The required output is every record, reproduced exactly.

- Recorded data
::::
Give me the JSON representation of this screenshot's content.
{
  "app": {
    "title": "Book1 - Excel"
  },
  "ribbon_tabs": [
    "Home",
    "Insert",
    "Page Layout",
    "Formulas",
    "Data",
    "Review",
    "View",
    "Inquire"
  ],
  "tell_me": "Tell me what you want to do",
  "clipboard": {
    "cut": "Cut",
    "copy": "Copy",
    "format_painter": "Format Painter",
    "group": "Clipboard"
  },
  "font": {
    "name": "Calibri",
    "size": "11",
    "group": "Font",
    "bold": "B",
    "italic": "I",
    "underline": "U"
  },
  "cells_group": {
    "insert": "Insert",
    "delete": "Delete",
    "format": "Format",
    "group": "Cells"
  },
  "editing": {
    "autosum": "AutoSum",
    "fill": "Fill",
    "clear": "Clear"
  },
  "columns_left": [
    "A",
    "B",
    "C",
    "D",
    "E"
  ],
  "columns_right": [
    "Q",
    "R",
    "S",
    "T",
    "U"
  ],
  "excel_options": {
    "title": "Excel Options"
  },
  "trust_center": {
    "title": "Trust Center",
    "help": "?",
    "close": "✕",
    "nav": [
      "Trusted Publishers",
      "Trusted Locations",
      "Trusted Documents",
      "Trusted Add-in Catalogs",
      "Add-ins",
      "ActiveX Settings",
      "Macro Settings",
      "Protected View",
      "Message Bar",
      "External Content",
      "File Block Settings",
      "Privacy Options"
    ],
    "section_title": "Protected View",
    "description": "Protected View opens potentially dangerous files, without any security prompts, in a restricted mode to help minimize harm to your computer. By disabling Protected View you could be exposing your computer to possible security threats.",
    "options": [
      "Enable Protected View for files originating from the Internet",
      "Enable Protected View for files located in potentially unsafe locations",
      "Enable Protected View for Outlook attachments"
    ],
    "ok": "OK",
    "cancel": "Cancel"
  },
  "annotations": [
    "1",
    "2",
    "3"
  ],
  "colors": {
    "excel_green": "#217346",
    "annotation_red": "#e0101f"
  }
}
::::
- Exercise answer
Give me the JSON representation of this screenshot's content.
{
  "app": {
    "title": "Book1 - Excel"
  },
  "ribbon_tabs": [
    "Home",
    "Insert",
    "Page Layout",
    "Formulas",
    "Data",
    "Review",
    "View",
    "Inquire"
  ],
  "tell_me": "Tell me what you want to do",
  "clipboard": {
    "cut": "Cut",
    "copy": "Copy",
    "format_painter": "Format Painter",
    "group": "Clipboard"
  },
  "font": {
    "name": "Calibri",
    "size": "11",
    "group": "Font",
    "bold": "B",
    "italic": "I",
    "underline": "U"
  },
  "cells_group": {
    "insert": "Insert",
    "delete": "Delete",
    "format": "Format",
    "group": "Cells"
  },
  "editing": {
    "autosum": "AutoSum",
    "fill": "Fill",
    "clear": "Clear"
  },
  "columns_left": [
    "A",
    "B",
    "C",
    "D",
    "E"
  ],
  "columns_right": [
    "Q",
    "R",
    "S",
    "T",
    "U"
  ],
  "excel_options": {
    "title": "Excel Options"
  },
  "trust_center": {
    "title": "Trust Center",
    "help": "?",
    "close": "✕",
    "nav": [
      "Trusted Publishers",
      "Trusted Locations",
      "Trusted Documents",
      "Trusted Add-in Catalogs",
      "Add-ins",
      "ActiveX Settings",
      "Macro Settings",
      "Protected View",
      "Message Bar",
      "External Content",
      "File Block Settings",
      "Privacy Options"
    ],
    "section_title": "Protected View",
    "description": "Protected View opens potentially dangerous files, without any security prompts, in a restricted mode to help minimize harm to your computer. By disabling Protected View you could be exposing your computer to possible security threats.",
    "options": [
      "Enable Protected View for files originating from the Internet",
      "Enable Protected View for files located in potentially unsafe locations",
      "Enable Protected View for Outlook attachments"
    ],
    "ok": "OK",
    "cancel": "Cancel"
  },
  "annotations": [
    "1",
    "2",
    "3"
  ],
  "colors": {
    "excel_green": "#217346",
    "annotation_red": "#e0101f"
  }
}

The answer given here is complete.